◆ Given entries ◆
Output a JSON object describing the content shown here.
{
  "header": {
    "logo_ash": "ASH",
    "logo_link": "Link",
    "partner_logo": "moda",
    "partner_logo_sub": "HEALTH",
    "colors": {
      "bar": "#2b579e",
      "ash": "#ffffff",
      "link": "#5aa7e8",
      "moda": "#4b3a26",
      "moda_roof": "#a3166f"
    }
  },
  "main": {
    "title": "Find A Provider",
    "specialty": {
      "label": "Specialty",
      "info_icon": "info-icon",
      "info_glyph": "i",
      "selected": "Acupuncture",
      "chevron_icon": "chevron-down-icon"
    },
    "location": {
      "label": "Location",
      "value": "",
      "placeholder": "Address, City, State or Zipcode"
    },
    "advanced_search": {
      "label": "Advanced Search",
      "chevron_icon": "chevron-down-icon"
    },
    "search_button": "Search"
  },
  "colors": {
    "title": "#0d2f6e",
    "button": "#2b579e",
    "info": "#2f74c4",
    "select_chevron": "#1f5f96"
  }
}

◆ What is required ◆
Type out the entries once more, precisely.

◆ The completed task ◆
Output a JSON object describing the content shown here.
{
  "header": {
    "logo_ash": "ASH",
    "logo_link": "Link",
    "partner_logo": "moda",
    "partner_logo_sub": "HEALTH",
    "colors": {
      "bar": "#2b579e",
      "ash": "#ffffff",
      "link": "#5aa7e8",
      "moda": "#4b3a26",
      "moda_roof": "#a3166f"
    }
  },
  "main": {
    "title": "Find A Provider",
    "specialty": {
      "label": "Specialty",
      "info_icon": "info-icon",
      "info_glyph": "i",
      "selected": "Acupuncture",
      "chevron_icon": "chevron-down-icon"
    },
    "location": {
      "label": "Location",
      "value": "",
      "placeholder": "Address, City, State or Zipcode"
    },
    "advanced_search": {
      "label": "Advanced Search",
      "chevron_icon": "chevron-down-icon"
    },
    "search_button": "Search"
  },
  "colors": {
    "title": "#0d2f6e",
    "button": "#2b579e",
    "info": "#2f74c4",
    "select_chevron": "#1f5f96"
  }
}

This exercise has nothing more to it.